Apparently some of the girls enticed to go along by offers of gifts are minors masquerading as adults, so we may be looking at a new form of virtual enjo kosai (teen prostitution). Nor is it entirely safe because it’s confined to online. As IT journalist Toshiyuki Inoue explains, “Once the participants become friendly, they can exchange email addresses under their real names and possibly even meet in person.”

Complaints over minors running up high charges for online gaming has led the major players in the industry, including such companies as Gree and Mobage (DeNA), to adopt self-imposed restrictions designed to discourage access by minors.

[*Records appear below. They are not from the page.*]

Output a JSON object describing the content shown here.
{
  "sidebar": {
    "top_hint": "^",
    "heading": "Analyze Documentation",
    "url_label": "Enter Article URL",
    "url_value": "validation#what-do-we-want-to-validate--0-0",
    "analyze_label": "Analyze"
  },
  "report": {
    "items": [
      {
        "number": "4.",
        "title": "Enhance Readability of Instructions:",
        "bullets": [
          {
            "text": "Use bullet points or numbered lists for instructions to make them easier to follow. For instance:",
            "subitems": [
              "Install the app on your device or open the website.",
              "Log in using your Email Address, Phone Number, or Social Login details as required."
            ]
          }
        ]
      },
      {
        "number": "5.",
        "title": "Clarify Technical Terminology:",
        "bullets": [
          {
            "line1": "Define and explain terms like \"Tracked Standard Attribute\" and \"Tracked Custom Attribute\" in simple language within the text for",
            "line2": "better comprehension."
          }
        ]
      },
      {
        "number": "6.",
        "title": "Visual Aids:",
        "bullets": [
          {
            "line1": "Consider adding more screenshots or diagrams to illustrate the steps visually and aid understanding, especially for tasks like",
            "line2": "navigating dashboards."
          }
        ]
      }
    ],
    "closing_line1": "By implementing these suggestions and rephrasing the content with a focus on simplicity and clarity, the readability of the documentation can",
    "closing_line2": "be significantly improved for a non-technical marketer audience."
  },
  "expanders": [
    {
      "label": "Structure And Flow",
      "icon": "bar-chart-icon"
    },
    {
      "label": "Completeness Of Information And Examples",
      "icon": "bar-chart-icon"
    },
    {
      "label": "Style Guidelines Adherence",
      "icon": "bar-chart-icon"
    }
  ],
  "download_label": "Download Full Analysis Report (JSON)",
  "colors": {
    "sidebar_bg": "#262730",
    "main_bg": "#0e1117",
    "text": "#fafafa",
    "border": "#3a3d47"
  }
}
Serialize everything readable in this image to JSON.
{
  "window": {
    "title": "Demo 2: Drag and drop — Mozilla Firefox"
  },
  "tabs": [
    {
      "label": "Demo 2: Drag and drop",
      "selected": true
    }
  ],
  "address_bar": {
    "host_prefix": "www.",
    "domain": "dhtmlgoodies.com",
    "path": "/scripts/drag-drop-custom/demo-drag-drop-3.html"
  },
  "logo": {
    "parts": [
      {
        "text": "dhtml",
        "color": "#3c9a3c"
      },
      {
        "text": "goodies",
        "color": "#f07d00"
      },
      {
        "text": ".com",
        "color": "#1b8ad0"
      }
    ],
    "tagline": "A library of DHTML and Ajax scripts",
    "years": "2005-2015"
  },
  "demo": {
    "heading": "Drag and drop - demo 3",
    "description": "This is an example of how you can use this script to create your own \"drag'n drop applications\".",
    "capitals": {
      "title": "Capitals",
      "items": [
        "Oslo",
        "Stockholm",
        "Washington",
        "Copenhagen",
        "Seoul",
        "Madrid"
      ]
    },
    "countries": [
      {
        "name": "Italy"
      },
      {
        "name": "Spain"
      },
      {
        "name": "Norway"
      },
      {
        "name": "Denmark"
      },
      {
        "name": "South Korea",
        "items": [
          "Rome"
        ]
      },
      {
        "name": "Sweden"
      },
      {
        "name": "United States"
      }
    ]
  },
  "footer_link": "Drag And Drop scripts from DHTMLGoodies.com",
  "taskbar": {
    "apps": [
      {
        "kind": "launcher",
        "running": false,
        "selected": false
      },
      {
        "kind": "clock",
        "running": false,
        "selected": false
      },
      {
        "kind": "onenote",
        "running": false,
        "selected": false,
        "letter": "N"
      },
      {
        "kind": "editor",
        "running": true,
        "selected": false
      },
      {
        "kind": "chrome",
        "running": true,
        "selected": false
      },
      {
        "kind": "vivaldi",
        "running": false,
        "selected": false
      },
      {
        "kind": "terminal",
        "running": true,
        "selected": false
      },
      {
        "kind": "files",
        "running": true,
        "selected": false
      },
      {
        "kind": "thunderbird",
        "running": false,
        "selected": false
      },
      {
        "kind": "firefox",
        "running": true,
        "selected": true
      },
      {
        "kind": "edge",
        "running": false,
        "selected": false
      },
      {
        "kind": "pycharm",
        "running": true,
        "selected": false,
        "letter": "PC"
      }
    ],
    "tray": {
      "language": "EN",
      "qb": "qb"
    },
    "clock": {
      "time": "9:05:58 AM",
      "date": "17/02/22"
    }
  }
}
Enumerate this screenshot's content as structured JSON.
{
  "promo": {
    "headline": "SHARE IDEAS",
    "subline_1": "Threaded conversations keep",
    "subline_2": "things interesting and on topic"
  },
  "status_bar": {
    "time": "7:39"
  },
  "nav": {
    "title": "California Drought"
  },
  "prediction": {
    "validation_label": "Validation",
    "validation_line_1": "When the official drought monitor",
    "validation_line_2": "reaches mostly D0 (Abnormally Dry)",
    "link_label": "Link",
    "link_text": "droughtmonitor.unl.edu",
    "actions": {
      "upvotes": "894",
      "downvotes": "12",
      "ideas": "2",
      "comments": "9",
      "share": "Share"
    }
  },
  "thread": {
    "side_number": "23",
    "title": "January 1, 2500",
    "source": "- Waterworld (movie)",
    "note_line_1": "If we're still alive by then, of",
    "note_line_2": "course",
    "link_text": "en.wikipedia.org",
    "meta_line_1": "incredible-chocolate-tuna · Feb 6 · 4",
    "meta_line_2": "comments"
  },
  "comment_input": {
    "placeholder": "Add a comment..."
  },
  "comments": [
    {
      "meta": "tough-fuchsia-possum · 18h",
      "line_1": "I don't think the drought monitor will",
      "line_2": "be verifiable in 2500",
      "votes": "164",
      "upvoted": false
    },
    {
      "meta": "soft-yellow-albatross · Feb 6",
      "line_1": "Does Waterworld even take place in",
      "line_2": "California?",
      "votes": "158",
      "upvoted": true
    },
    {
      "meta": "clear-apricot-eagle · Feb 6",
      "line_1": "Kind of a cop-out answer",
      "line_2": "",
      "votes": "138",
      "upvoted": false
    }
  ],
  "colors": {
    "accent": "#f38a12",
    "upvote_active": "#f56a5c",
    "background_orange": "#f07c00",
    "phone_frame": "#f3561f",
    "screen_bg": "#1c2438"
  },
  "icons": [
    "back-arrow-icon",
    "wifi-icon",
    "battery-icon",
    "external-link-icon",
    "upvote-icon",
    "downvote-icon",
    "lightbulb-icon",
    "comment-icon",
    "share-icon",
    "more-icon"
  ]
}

As potentially traumatic as addiction may be for the younger generation, Nikkan Gendai (June 12) notes that even middle-aged salarymen can become hooked on SNSs, which can lead to serious depression.

“The first sign of trouble is insomnia,” says psychiatrist Joji Suzuki. “We need to watch out in particular for people who can’t walk someplace without constantly checking their smartphone, or who constantly interrupt whatever they’re doing to check their phone.”

Last year the National Hospital Organization Kurihama Medical and Addiction Center in Yokosuka City set up a department to treat Internet dependency.

“Nationwide, it’s estimated that 2.7 million people are addicted to the Internet. But as ‘addiction’ has yet to be defined, we don’t know the actual situation,” Satoko Mihara, a clinical psychologist at the center, told business magazine Shukan Diamond (June 2). (NHK’s website noted that if minors are included, the figure is likely to be about twice as high.)

Last August the Kurihama center organized a four-night, five-day workshop attended by 10 middle school students who sought to wean themselves from their computers and cellphones.

Those who read Japanese and would like to see how they measure up can take the 20-question self-evaluation questionnaire for Internet dependency (www.kurihama-med.jp/tiar/index.html) But be forewarned: if you score over 39 points out of a possible 100, you might need counseling.

Shukan Diamond also warns that the unsavory characters lurking on the Web may include those with ties to the yakuza.

“The newcomers to organized crime tend to be … made up of the generation familiar with cellphones, the Internet and games,” Atsushi Mizoguchi, an investigative reporter considered Japan’s top authority on crime syndicates, is quoted as saying. “To keep from being charged under the new antigang ordinances, gangs are diversifying by infiltrating these areas. In some cases syndicates that lack technological know-how may tie up with tech-savvy operators.”